Sound familiar? Maybe the events of your days aren’t the same, but busyness can quickly consume and sap us if we’re not playing offense. So let’s be intentional!

Here are five ways to force a pause and focus our hearts in the middle of a busy day:

  1. Take five first thing. I am not a morning person and would sleep until 9am every morning if it was an option—but it’s not. I know starting the day off on solid, peaceful footing is important, but that’s hard to do when you roll out of bed and immediately stumble to the stove to make breakfast for the fam (a typical scene at my house last semester…oops). When I’m deliberate to take just five quick minutes alone before exiting my peaceful bedroom, using that time to pray for the day ahead and get my priorities straight, it makes a world of difference in my focus and my attitude, which then is reflected in my kids.
  2.  Plan ahead for a longer time of solitude. Whether it’s ten minutes or two hours, plan out a chunk of time the day before to spend in a way that fills you up and lets your body relax. Dive into a new book of the Bible or a devotional, do some deep stretching, and pay attention to your breathing. Relax your shoulders and your forehead. (Odds are they’re tight right now, yes??)
  3. Phone a friend. Make a real phone call to a friend or relative who “gets” you. The chat doesn’t have to be long, but even a quick conversation with a loved one can do wonders in boosting our energy and mood.
  4. Sprinkle in 30 second pauses throughout the day. When you feel things piling up and your head is spinning, go into a different room (if possible) and quiet your mind for even just 30 seconds. Breathe deeply, pray for peace and strength, realign yourself with what God’s doing in your day, and then return to your tasks at hand. This is often enough to break the cycle of overwhelm that wants to take root.
  5. Crank up some music. Sometimes we can’t physically get away from our busy/stressful situations; at least not in the moment that we want to. At these (and other) times, I turn to music. Music has power and is proven to boost endorphins and make you relax. Worship music strengthens me and helps me get centered, but so can oldies and instrumentals. So turn on something that will fill you with positive messages and bring you joy while you’re in the thick of the busyness, and let it suffice until you can physically take a pause.

And of course, a quick silent prayer for peace and strength requires no alone time or special conditions whatsoever, so go ahead and sprinkle those throughout your entire day too.
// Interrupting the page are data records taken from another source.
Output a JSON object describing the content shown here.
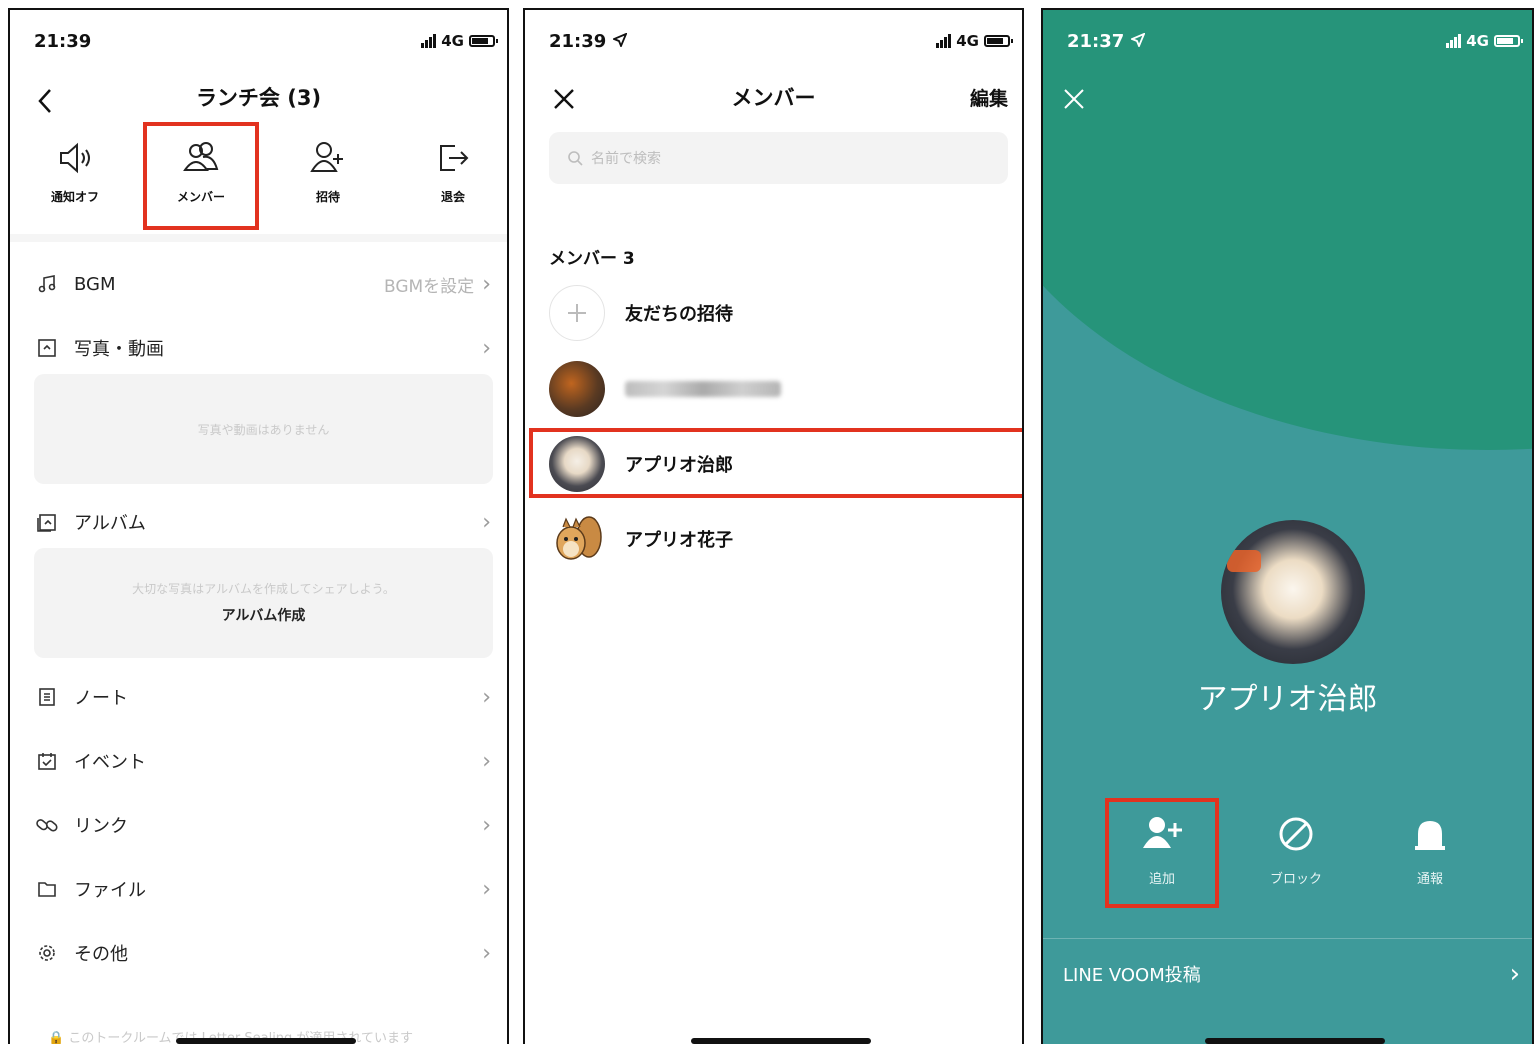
{
  "colors": {
    "highlight": "#e2321f",
    "profile_background": "#3e9a9a",
    "profile_top": "#26947a"
  },
  "panel1": {
    "status": {
      "time": "21:39",
      "network": "4G"
    },
    "title": "ランチ会 (3)",
    "actions": [
      {
        "icon": "speaker-mute-icon",
        "label": "通知オフ"
      },
      {
        "icon": "members-icon",
        "label": "メンバー"
      },
      {
        "icon": "add-friend-icon",
        "label": "招待"
      },
      {
        "icon": "leave-icon",
        "label": "退会"
      }
    ],
    "bgm": {
      "label": "BGM",
      "value": "BGMを設定"
    },
    "photos": {
      "label": "写真・動画",
      "empty_text": "写真や動画はありません"
    },
    "album": {
      "label": "アルバム",
      "hint": "大切な写真はアルバムを作成してシェアしよう。",
      "create_label": "アルバム作成"
    },
    "items": [
      {
        "icon": "note-icon",
        "label": "ノート"
      },
      {
        "icon": "calendar-icon",
        "label": "イベント"
      },
      {
        "icon": "link-icon",
        "label": "リンク"
      },
      {
        "icon": "folder-icon",
        "label": "ファイル"
      },
      {
        "icon": "gear-icon",
        "label": "その他"
      }
    ],
    "footer_note": "このトークルームでは Letter Sealing が適用されています"
  },
  "panel2": {
    "status": {
      "time": "21:39",
      "network": "4G"
    },
    "title": "メンバー",
    "edit_label": "編集",
    "search_placeholder": "名前で検索",
    "section_label": "メンバー 3",
    "invite_label": "友だちの招待",
    "members": [
      {
        "name": "",
        "avatar": "food-avatar",
        "blurred": true
      },
      {
        "name": "アプリオ治郎",
        "avatar": "dog-avatar",
        "highlighted": true
      },
      {
        "name": "アプリオ花子",
        "avatar": "squirrel-avatar"
      }
    ]
  },
  "panel3": {
    "status": {
      "time": "21:37",
      "network": "4G"
    },
    "profile_name": "アプリオ治郎",
    "actions": [
      {
        "icon": "add-friend-icon",
        "label": "追加"
      },
      {
        "icon": "block-icon",
        "label": "ブロック"
      },
      {
        "icon": "report-bell-icon",
        "label": "通報"
      }
    ],
    "voom_label": "LINE VOOM投稿"
  }
}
You’ll be glad you did. Your family will be glad you did. And God will certainly be glad you did. After all, he loves caring for and spending time with his kids. (Yes, you!)

How do you take time to pause during your busy seasons? I’d love for you to share your ideas in the comments so we can all benefit! 🙂